Hanoverians are usually patient as a breed, though there are individuals who will become stubborn and impatient at the drop of the hat. They are quick horses who think on their feet and the troublemakers within the breed use their intelligence to look for “alternative” ways to have some fun – often at your expense. 

Hanoverians are known to be practical jokers. You can tell if it was a prank or a negative behavior trait based on the body language of the horse. If your Hanoverian seems to be laughing at you, then you’ve been had. If not, you might consider changing the environment for the horse.

If you have some experience with horses, most will be able to handle the temperament of the Hanoverian breed. Most make for good riding horses.

What you need to watch for within this breed are three specific health issues.

  • Osteochondritis Dissecans
  • Osteochondrosis
  • Wobbler Syndrome

Up to 1 in 4 horses within the Hanoverian breed may experience one or more of these issues. Because of the rigorous testing which occurs within this breed, those with health issues are usually restricted from breeding so that the lineage of the breed can continue to improve. 

These health issues are more common within the Hanoverian breed than most others. The presence of one of these concerns can alter the temperament of the individual horse as well. You’ll see signs of distress develop over time, with high levels of discomfort creating a horse that will be agitated and defensive. Treating the health issues can ease the symptoms the horse experiences, which can then begin to restore the true personality of the individual.

These horses are very talented and can perform multiple tasks with relative ease, even if they have been shown limited training. They pick up jumping and general riding skills quickly and many love the challenge that a dressage competition presents. Their abilities as a breed are one of the primary reasons why this breed is such a popular one. 

Is the Hanoverian Breed Right for You?

One of the issues that owners and handlers face within the Hanoverian breed is the cross-bred genetics that are occurring right now.

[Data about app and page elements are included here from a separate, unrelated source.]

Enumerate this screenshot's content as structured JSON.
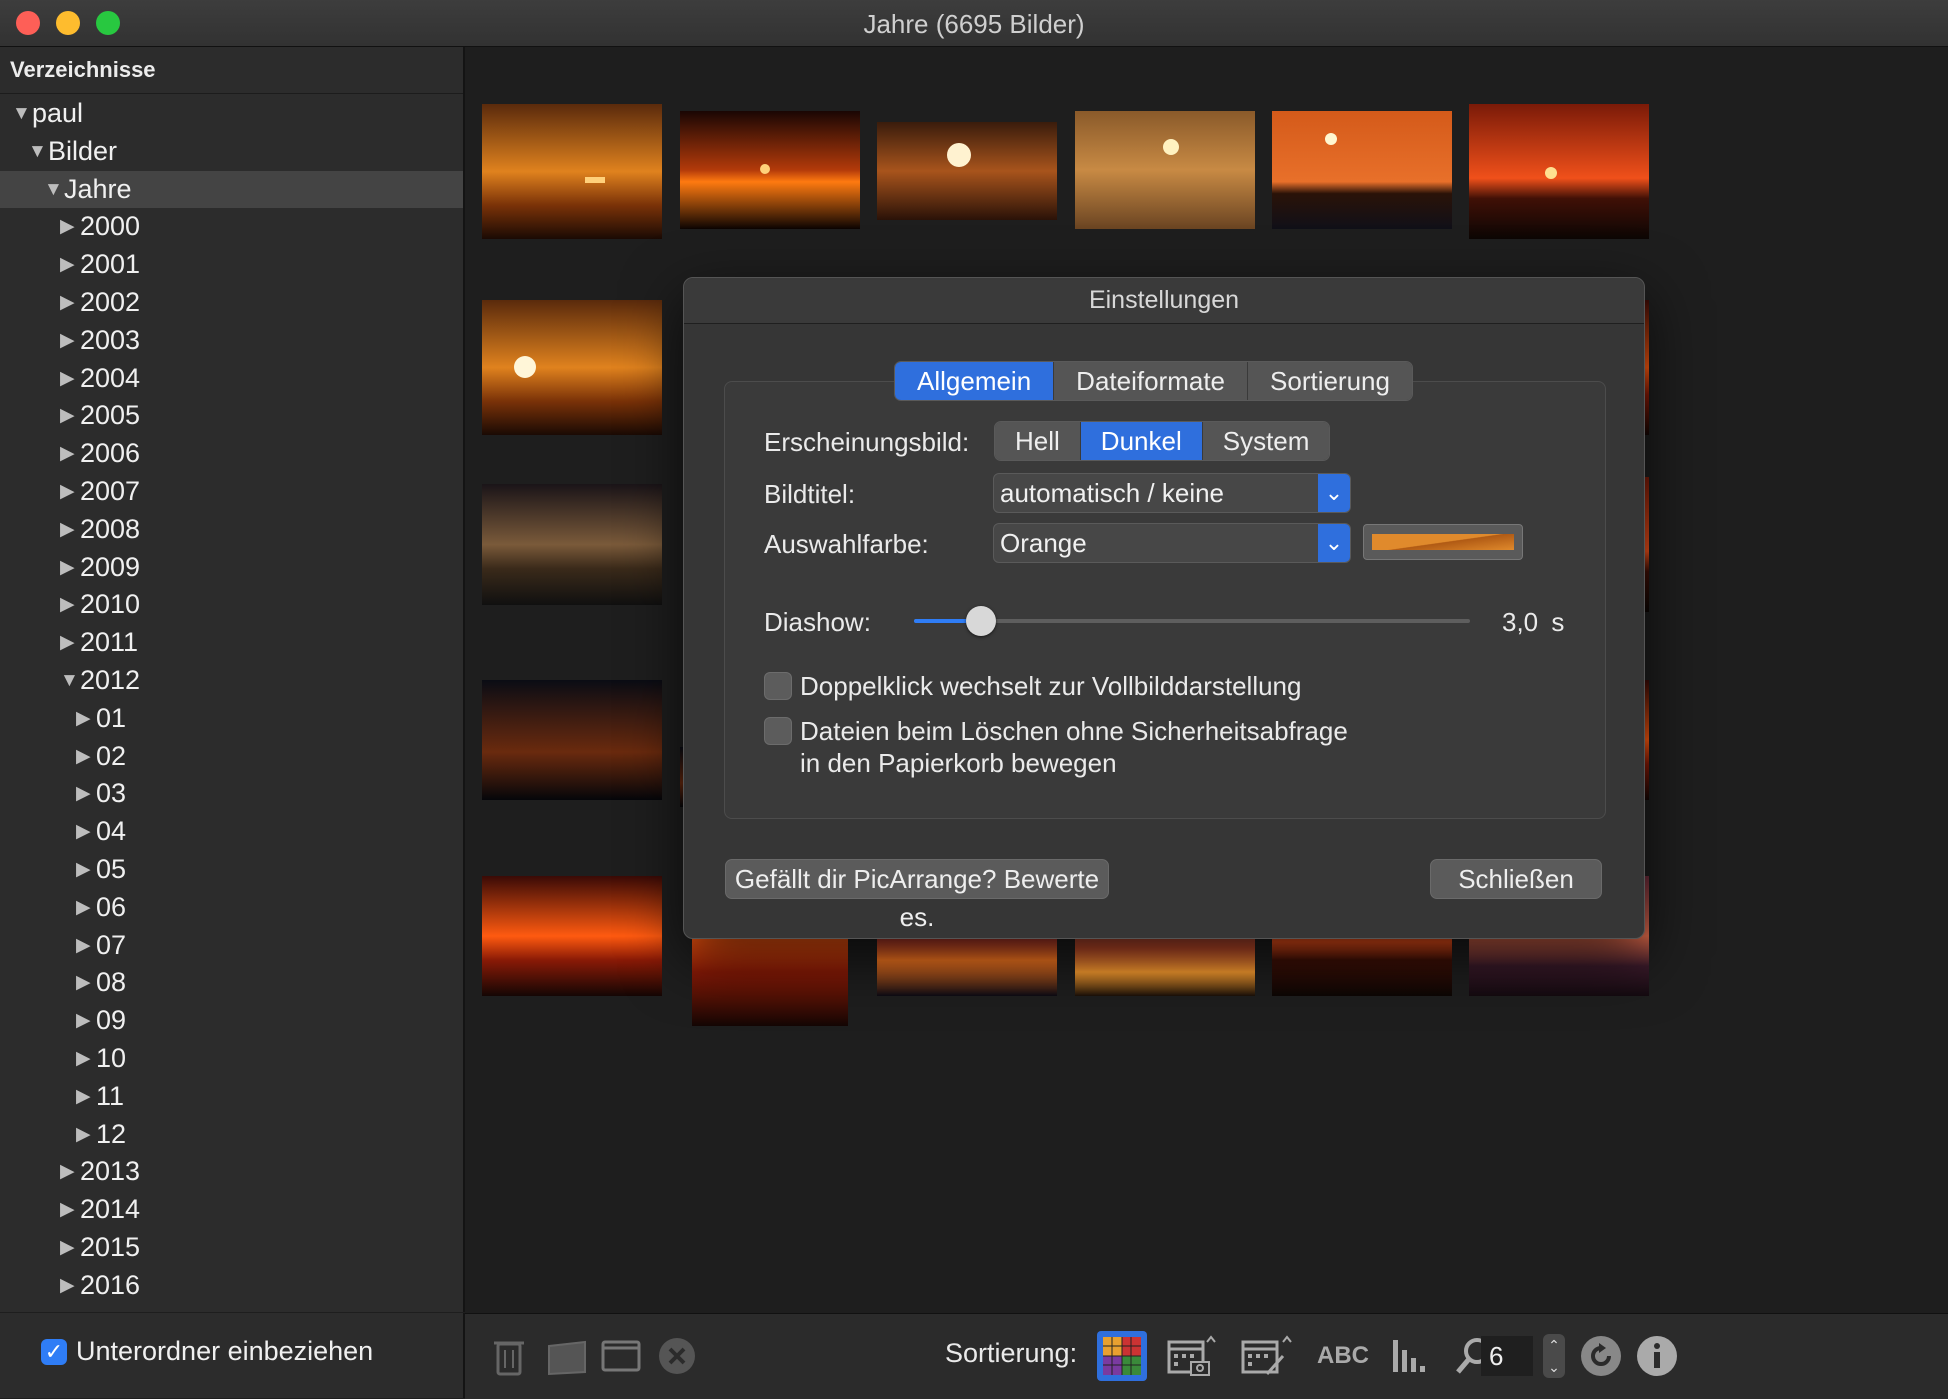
{
  "window": {
    "title": "Jahre (6695 Bilder)"
  },
  "sidebar": {
    "header": "Verzeichnisse",
    "tree": [
      {
        "label": "paul",
        "level": 0,
        "expanded": true
      },
      {
        "label": "Bilder",
        "level": 1,
        "expanded": true
      },
      {
        "label": "Jahre",
        "level": 2,
        "expanded": true,
        "selected": true
      },
      {
        "label": "2000",
        "level": 3,
        "expanded": false
      },
      {
        "label": "2001",
        "level": 3,
        "expanded": false
      },
      {
        "label": "2002",
        "level": 3,
        "expanded": false
      },
      {
        "label": "2003",
        "level": 3,
        "expanded": false
      },
      {
        "label": "2004",
        "level": 3,
        "expanded": false
      },
      {
        "label": "2005",
        "level": 3,
        "expanded": false
      },
      {
        "label": "2006",
        "level": 3,
        "expanded": false
      },
      {
        "label": "2007",
        "level": 3,
        "expanded": false
      },
      {
        "label": "2008",
        "level": 3,
        "expanded": false
      },
      {
        "label": "2009",
        "level": 3,
        "expanded": false
      },
      {
        "label": "2010",
        "level": 3,
        "expanded": false
      },
      {
        "label": "2011",
        "level": 3,
        "expanded": false
      },
      {
        "label": "2012",
        "level": 3,
        "expanded": true
      },
      {
        "label": "01",
        "level": 4,
        "expanded": false
      },
      {
        "label": "02",
        "level": 4,
        "expanded": false
      },
      {
        "label": "03",
        "level": 4,
        "expanded": false
      },
      {
        "label": "04",
        "level": 4,
        "expanded": false
      },
      {
        "label": "05",
        "level": 4,
        "expanded": false
      },
      {
        "label": "06",
        "level": 4,
        "expanded": false
      },
      {
        "label": "07",
        "level": 4,
        "expanded": false
      },
      {
        "label": "08",
        "level": 4,
        "expanded": false
      },
      {
        "label": "09",
        "level": 4,
        "expanded": false
      },
      {
        "label": "10",
        "level": 4,
        "expanded": false
      },
      {
        "label": "11",
        "level": 4,
        "expanded": false
      },
      {
        "label": "12",
        "level": 4,
        "expanded": false
      },
      {
        "label": "2013",
        "level": 3,
        "expanded": false
      },
      {
        "label": "2014",
        "level": 3,
        "expanded": false
      },
      {
        "label": "2015",
        "level": 3,
        "expanded": false
      },
      {
        "label": "2016",
        "level": 3,
        "expanded": false
      }
    ],
    "footer": {
      "checkbox_label": "Unterordner einbeziehen",
      "checked": true
    }
  },
  "toolbar": {
    "sort_label": "Sortierung:",
    "abc_label": "ABC",
    "columns_value": "6",
    "icons": [
      "trash-icon",
      "folder-icon",
      "window-icon",
      "close-circle-icon",
      "color-grid-icon",
      "calendar-camera-icon",
      "calendar-edit-icon",
      "abc-icon",
      "bar-chart-icon",
      "search-icon",
      "refresh-icon",
      "info-icon"
    ]
  },
  "dialog": {
    "title": "Einstellungen",
    "tabs": [
      {
        "label": "Allgemein",
        "active": true
      },
      {
        "label": "Dateiformate",
        "active": false
      },
      {
        "label": "Sortierung",
        "active": false
      }
    ],
    "appearance_label": "Erscheinungsbild:",
    "appearance_options": [
      {
        "label": "Hell",
        "active": false
      },
      {
        "label": "Dunkel",
        "active": true
      },
      {
        "label": "System",
        "active": false
      }
    ],
    "title_label": "Bildtitel:",
    "title_value": "automatisch / keine",
    "color_label": "Auswahlfarbe:",
    "color_value": "Orange",
    "color_swatch": "#e08a2c",
    "slideshow_label": "Diashow:",
    "slideshow_value": "3,0",
    "slideshow_unit": "s",
    "slideshow_level": 0.12,
    "check1_label": "Doppelklick wechselt zur Vollbilddarstellung",
    "check1_checked": false,
    "check2_line1": "Dateien beim Löschen ohne Sicherheitsabfrage",
    "check2_line2": "in den Papierkorb bewegen",
    "check2_checked": false,
    "rate_button": "Gefällt dir PicArrange? Bewerte es.",
    "close_button": "Schließen"
  },
  "colors": {
    "accent": "#2f6fdd",
    "selection_orange": "#e08a2c"
  }
}
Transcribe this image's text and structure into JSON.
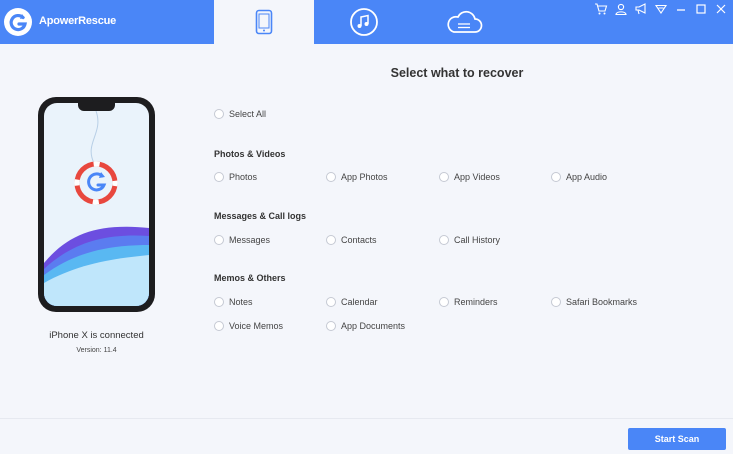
{
  "app": {
    "title": "ApowerRescue"
  },
  "header": {
    "tabs": [
      {
        "name": "recover-from-ios-device",
        "icon": "phone-icon",
        "active": true
      },
      {
        "name": "recover-from-itunes-backup",
        "icon": "music-icon",
        "active": false
      },
      {
        "name": "recover-from-icloud-backup",
        "icon": "cloud-icon",
        "active": false
      }
    ],
    "window_controls": [
      "cart-icon",
      "user-icon",
      "megaphone-icon",
      "dropdown-icon",
      "minimize-icon",
      "maximize-icon",
      "close-icon"
    ]
  },
  "device": {
    "status": "iPhone X is connected",
    "version": "Version: 11.4"
  },
  "main": {
    "title": "Select what to recover",
    "select_all": "Select All",
    "sections": [
      {
        "title": "Photos & Videos",
        "options": [
          "Photos",
          "App Photos",
          "App Videos",
          "App Audio"
        ]
      },
      {
        "title": "Messages & Call logs",
        "options": [
          "Messages",
          "Contacts",
          "Call History"
        ]
      },
      {
        "title": "Memos & Others",
        "options": [
          "Notes",
          "Calendar",
          "Reminders",
          "Safari Bookmarks",
          "Voice Memos",
          "App Documents"
        ]
      }
    ]
  },
  "footer": {
    "start_scan": "Start Scan"
  },
  "colors": {
    "accent": "#4a86f7",
    "background": "#f4f6fb",
    "logo_red": "#e8473e"
  }
}
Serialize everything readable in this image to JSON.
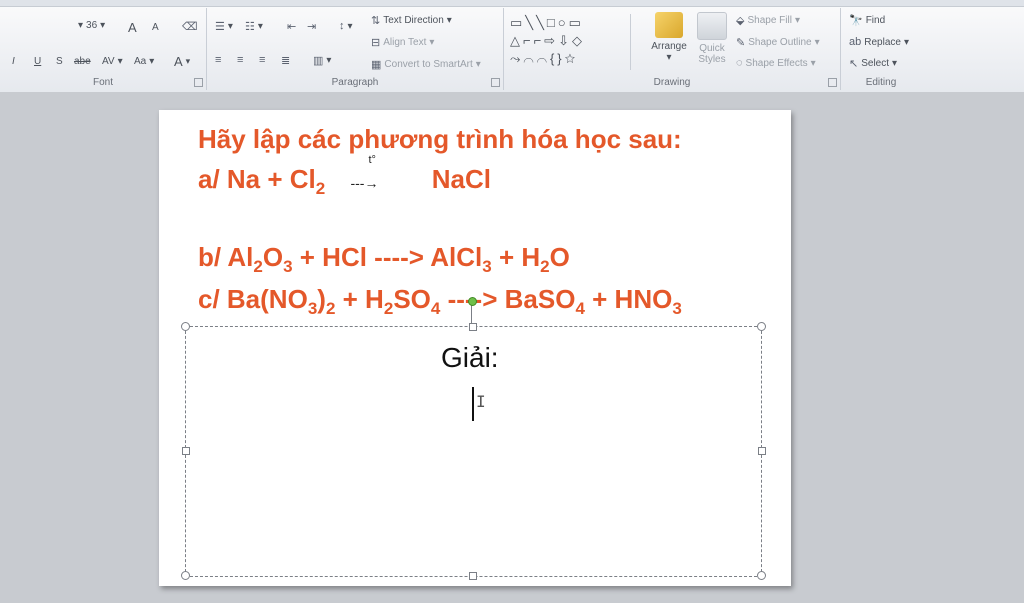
{
  "ribbon": {
    "font_group": {
      "label": "Font",
      "size": "36",
      "buttons": [
        "A",
        "A",
        "I",
        "U",
        "S",
        "abe",
        "AV",
        "Aa",
        "A"
      ]
    },
    "paragraph_group": {
      "label": "Paragraph",
      "text_direction": "Text Direction",
      "align_text": "Align Text",
      "convert_smartart": "Convert to SmartArt"
    },
    "drawing_group": {
      "label": "Drawing",
      "arrange": "Arrange",
      "quick_styles_1": "Quick",
      "quick_styles_2": "Styles",
      "shape_fill": "Shape Fill",
      "shape_outline": "Shape Outline",
      "shape_effects": "Shape Effects"
    },
    "editing_group": {
      "label": "Editing",
      "find": "Find",
      "replace": "Replace",
      "select": "Select"
    }
  },
  "slide": {
    "title": "Hãy lập các phương trình hóa học sau:",
    "eq_a": {
      "prefix": "a/ Na + Cl",
      "sub": "2",
      "arrow_label": "t°",
      "arrow": "---→",
      "product": "NaCl"
    },
    "eq_b": [
      "b/ Al",
      "2",
      "O",
      "3",
      " + HCl ----> AlCl",
      "3",
      " + H",
      "2",
      "O"
    ],
    "eq_c": [
      "c/ Ba(NO",
      "3",
      ")",
      "2",
      " + H",
      "2",
      "SO",
      "4",
      " ----> BaSO",
      "4",
      " + HNO",
      "3"
    ],
    "placeholder_text": "Giải:"
  },
  "colors": {
    "equation_text": "#e4582a",
    "ribbon_bg": "#e6e9ee",
    "workspace_bg": "#c8cbd0"
  }
}
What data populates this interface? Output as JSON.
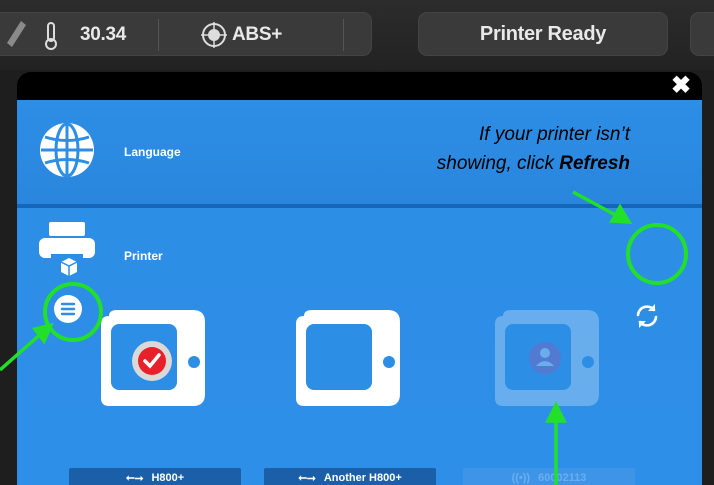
{
  "status_bar": {
    "temperature": "30.34",
    "filament": "ABS+",
    "status": "Printer Ready"
  },
  "modal": {
    "close_glyph": "✖",
    "sections": [
      {
        "label": "Language",
        "icon": "globe-icon"
      },
      {
        "label": "Printer",
        "icon": "printer-icon"
      }
    ],
    "printers": [
      {
        "name": "H800+",
        "connection": "usb-icon",
        "selected": true,
        "available": true
      },
      {
        "name": "Another H800+",
        "connection": "usb-icon",
        "selected": false,
        "available": true
      },
      {
        "name": "60002113",
        "connection": "wireless-icon",
        "selected": false,
        "available": false,
        "overlay": "user-icon"
      }
    ]
  },
  "annotation": {
    "line1": "If your printer isn’t",
    "line2_prefix": "showing, click ",
    "line2_bold": "Refresh"
  },
  "colors": {
    "panel_blue": "#2d8ee6",
    "highlight_green": "#22e02a",
    "selected_red": "#e8202a"
  }
}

In an attempt to alter the health issues that this breed faces, there have been instances where negative behavior traits have become the norm. Certain individuals may even become overly aggressive as the cross-breeding temperament overwhelms the desired Hanoverian traits.

On the whole, however, the Hanoverian breed is considered to be one of the best family horses that you can find right now. They are consistently patient, have strength and energy to spare, and enough speed to create an exciting trail ride. Assuming that the breeding patterns remain as they are, with the occasional exception to the rule, the Hanoverian horse temperament is one that is highly valued and will continue to be as the years pass by.